# PROMPT
Go over the data and keep only the lines that include "classes".

# INFORMATION SUPPLIED

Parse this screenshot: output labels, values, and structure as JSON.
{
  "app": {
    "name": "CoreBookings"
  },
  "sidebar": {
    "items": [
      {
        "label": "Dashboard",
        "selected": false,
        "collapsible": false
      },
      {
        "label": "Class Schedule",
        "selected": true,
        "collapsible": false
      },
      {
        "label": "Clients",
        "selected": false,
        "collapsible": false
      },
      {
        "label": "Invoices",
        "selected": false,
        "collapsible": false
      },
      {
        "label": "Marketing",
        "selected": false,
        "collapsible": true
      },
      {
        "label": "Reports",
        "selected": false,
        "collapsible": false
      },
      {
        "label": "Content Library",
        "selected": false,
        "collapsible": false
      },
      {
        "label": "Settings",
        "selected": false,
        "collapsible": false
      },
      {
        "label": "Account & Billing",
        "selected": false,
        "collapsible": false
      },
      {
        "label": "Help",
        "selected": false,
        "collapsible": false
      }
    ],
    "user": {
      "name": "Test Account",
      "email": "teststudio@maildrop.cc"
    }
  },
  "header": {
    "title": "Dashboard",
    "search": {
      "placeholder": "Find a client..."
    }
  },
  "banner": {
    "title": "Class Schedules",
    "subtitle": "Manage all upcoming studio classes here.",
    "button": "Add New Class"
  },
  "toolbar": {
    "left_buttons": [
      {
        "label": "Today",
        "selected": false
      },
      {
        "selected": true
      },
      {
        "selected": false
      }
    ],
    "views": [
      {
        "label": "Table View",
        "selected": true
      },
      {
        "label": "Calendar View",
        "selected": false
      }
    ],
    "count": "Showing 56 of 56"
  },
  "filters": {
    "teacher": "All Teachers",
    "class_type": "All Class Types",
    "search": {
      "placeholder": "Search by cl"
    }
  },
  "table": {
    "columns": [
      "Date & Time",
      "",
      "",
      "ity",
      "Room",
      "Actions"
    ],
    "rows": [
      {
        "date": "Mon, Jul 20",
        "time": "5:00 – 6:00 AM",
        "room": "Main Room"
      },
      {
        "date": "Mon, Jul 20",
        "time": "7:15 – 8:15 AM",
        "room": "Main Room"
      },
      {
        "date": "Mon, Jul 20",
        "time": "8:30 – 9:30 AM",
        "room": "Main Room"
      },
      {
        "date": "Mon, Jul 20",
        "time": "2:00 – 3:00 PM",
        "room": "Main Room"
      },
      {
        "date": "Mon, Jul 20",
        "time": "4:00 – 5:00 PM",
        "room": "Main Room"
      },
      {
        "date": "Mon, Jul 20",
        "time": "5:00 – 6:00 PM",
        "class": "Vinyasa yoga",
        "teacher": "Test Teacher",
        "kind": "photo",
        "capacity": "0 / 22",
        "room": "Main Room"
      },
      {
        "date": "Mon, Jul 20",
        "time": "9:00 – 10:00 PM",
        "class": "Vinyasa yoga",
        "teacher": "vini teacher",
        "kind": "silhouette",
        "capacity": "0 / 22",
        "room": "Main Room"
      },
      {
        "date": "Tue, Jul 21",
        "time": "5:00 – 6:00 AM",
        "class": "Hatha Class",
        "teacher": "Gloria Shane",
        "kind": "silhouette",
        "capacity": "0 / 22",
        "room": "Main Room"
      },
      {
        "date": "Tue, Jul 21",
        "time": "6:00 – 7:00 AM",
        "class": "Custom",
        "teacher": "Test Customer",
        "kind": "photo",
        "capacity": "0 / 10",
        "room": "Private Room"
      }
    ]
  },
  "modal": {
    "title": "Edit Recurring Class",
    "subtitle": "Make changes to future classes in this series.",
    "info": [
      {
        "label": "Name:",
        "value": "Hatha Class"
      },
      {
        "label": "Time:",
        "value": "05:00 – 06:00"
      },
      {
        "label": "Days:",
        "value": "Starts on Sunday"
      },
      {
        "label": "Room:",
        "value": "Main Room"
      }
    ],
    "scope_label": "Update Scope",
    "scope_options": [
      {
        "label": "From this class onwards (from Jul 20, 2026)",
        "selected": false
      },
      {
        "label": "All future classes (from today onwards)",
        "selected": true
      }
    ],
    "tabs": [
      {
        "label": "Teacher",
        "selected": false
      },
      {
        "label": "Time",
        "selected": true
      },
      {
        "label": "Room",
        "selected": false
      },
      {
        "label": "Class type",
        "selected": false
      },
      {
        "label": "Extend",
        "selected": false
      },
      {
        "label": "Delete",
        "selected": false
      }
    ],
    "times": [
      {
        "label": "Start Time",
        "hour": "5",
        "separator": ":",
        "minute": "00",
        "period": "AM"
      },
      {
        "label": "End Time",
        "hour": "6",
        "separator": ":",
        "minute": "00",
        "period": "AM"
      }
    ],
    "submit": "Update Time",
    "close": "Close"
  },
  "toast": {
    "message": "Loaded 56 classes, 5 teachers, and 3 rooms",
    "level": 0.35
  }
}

# ANSWER SECTION
    "subtitle": "Manage all upcoming studio classes here.",
    "subtitle": "Make changes to future classes in this series.",
        "label": "All future classes (from today onwards)",
    "message": "Loaded 56 classes, 5 teachers, and 3 rooms",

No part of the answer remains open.